    Small correction: that’s an actual powered blimp, not a barrage balloon. Barrage balloons didn’t have control cars, used inflatable fins not rigid ones (you need the rigidity since you’re using them as actual control surfaces) and were moored by just winching them down and partally deflating them, not using a mooring mast (that tetrahedron in the shot is a mooring mast).

    And congrats on Year One — love the blog.

  7. Patrick McCray says:

    Congrats on Year #1…it’s been both entertaining and edifying to read!

  8. John says:

    Thanks for your blog and congratulations on a year of posts from an amateur Cold War and nuclear history maven.

  9. Pete says:

    Congratulations! I was in the TWAA (and associated) business for 20 years. I love the hearing the stories and history from this side.

  10. Xaq Frohlich says:

    Congratulations! I would say your blog has been a great success, and I look forward to following it for another year. It has been an inspiration to me, and hopefully I’ll get the “Comedo Ergo Sum” food and STS blog going soon. Although it is a challenge balancing blogging, book-drafting, and early career duties. You’re an Übermensch!

  11. Jon Agar says:

    Great work, Alex. May people continue to come for the destruction but stay for the history

  12. Greg says:

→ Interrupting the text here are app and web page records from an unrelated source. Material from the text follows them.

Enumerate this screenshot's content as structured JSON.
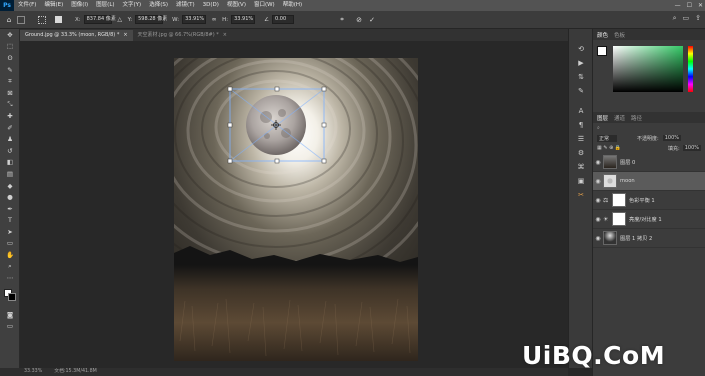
{
  "menubar": {
    "logo": "Ps",
    "items": [
      "文件(F)",
      "编辑(E)",
      "图像(I)",
      "图层(L)",
      "文字(Y)",
      "选择(S)",
      "滤镜(T)",
      "3D(D)",
      "视图(V)",
      "窗口(W)",
      "帮助(H)"
    ],
    "window_controls": [
      "—",
      "☐",
      "✕"
    ]
  },
  "options": {
    "x_label": "X:",
    "x_value": "837.84 像素",
    "y_label": "Y:",
    "y_value": "598.28 像素",
    "w_label": "W:",
    "w_value": "33.91%",
    "h_label": "H:",
    "h_value": "33.91%",
    "angle_label": "∠",
    "angle_value": "0.00",
    "cancel_glyph": "⊘",
    "commit_glyph": "✓"
  },
  "tabs": [
    {
      "label": "Ground.jpg @ 33.3% (moon, RGB/8) *",
      "close": "×",
      "active": true
    },
    {
      "label": "天空素材.jpg @ 66.7%(RGB/8#) *",
      "close": "×",
      "active": false
    }
  ],
  "status": {
    "zoom": "33.33%",
    "doc_info": "文档:15.3M/41.8M"
  },
  "color_panel": {
    "tabs": [
      "颜色",
      "色板"
    ],
    "hue_gradient": [
      "#ffffff",
      "#33c966",
      "#000000"
    ]
  },
  "layers_panel": {
    "tabs": [
      "图层",
      "通道",
      "路径"
    ],
    "blend_mode": "正常",
    "opacity_label": "不透明度:",
    "opacity_value": "100%",
    "fill_label": "填充:",
    "fill_value": "100%",
    "layers": [
      {
        "name": "图层 0",
        "selected": false
      },
      {
        "name": "moon",
        "selected": true
      },
      {
        "name": "色彩平衡 1",
        "selected": false
      },
      {
        "name": "亮度/对比度 1",
        "selected": false
      },
      {
        "name": "图层 1 拷贝 2",
        "selected": false
      }
    ]
  },
  "watermark": "UiBQ.CoM",
  "colors": {
    "menubar": "#535353",
    "panel": "#3c3c3c",
    "canvas_bg": "#282828",
    "selected_layer": "#5b5b5b",
    "transform_box": "#7fb2ff"
  }
}
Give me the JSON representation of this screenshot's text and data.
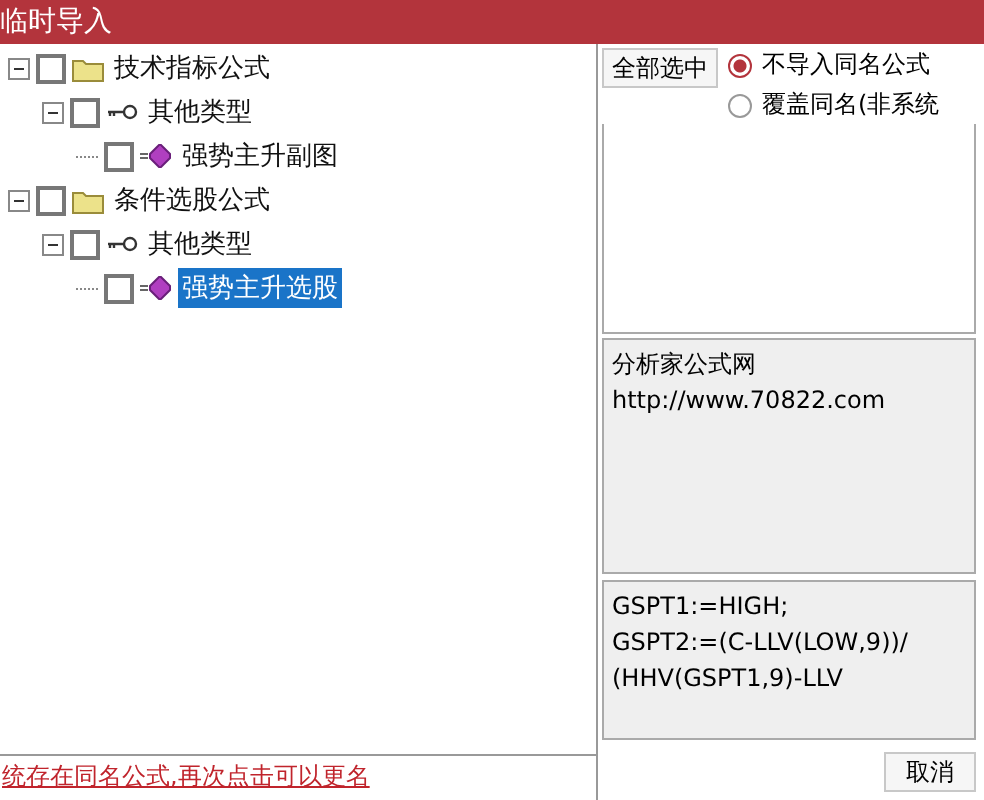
{
  "window": {
    "title": "临时导入"
  },
  "tree": [
    {
      "label": "技术指标公式",
      "kind": "folder",
      "checked": false,
      "expanded": true,
      "selected": false,
      "children": [
        {
          "label": "其他类型",
          "kind": "type",
          "checked": false,
          "expanded": true,
          "selected": false,
          "children": [
            {
              "label": "强势主升副图",
              "kind": "formula",
              "checked": false,
              "selected": false
            }
          ]
        }
      ]
    },
    {
      "label": "条件选股公式",
      "kind": "folder",
      "checked": false,
      "expanded": true,
      "selected": false,
      "children": [
        {
          "label": "其他类型",
          "kind": "type",
          "checked": false,
          "expanded": true,
          "selected": false,
          "children": [
            {
              "label": "强势主升选股",
              "kind": "formula",
              "checked": false,
              "selected": true
            }
          ]
        }
      ]
    }
  ],
  "select_all_button": "全部选中",
  "options": [
    {
      "label": "不导入同名公式",
      "selected": true
    },
    {
      "label": "覆盖同名(非系统",
      "selected": false
    }
  ],
  "info": [
    "分析家公式网",
    "http://www.70822.com"
  ],
  "formula": [
    "GSPT1:=HIGH;",
    "GSPT2:=(C-LLV(LOW,9))/",
    "(HHV(GSPT1,9)-LLV"
  ],
  "status": "统存在同名公式,再次点击可以更名",
  "cancel_button": "取消"
}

    Fascinating stuff, well done and thank you.

  13. Ben Johnson says:

    Great job Dr. Wellerstein. I’ve enjoyed the blog immensely and look forward to many more enjoyable hours spent here.

  14. J B says:

    I am one who ‘found this site’ from the Nuke Map. I explored the limitations of the modeling, including one configuration which predicts the destruction of the Milky Way Galaxy, and a part of Andromeda.

    Fun and interesting stuff.

  15. Miles Wimbrow says:

    I’m sure you’ve mentioned this in a blog post, but there’s something — shall we say ironic? Strangely edifying? — about wanting to share so much information about secrecy. I don’t remember when I first found this site, but I’m glad that I have, and I hope your future posts continue to be as informative and provocative as this first year’s. This is by no means a dead or esoteric topic reserved for academics only.

  16. Mike Lehman says:

    Add my late congrats to Year 1! Belated, as I’ve been consciously avoiding the blog because it’s such an inspiration to comment, but I have this diss staring me down, so needed to focus. However, visited to check a citation and thought I’d say that your work here is of great value across a number of fields of interest. All that secrecy hid complexity, which becomes all that more obvious with each new finding in the archive. Looking forward to Year 2.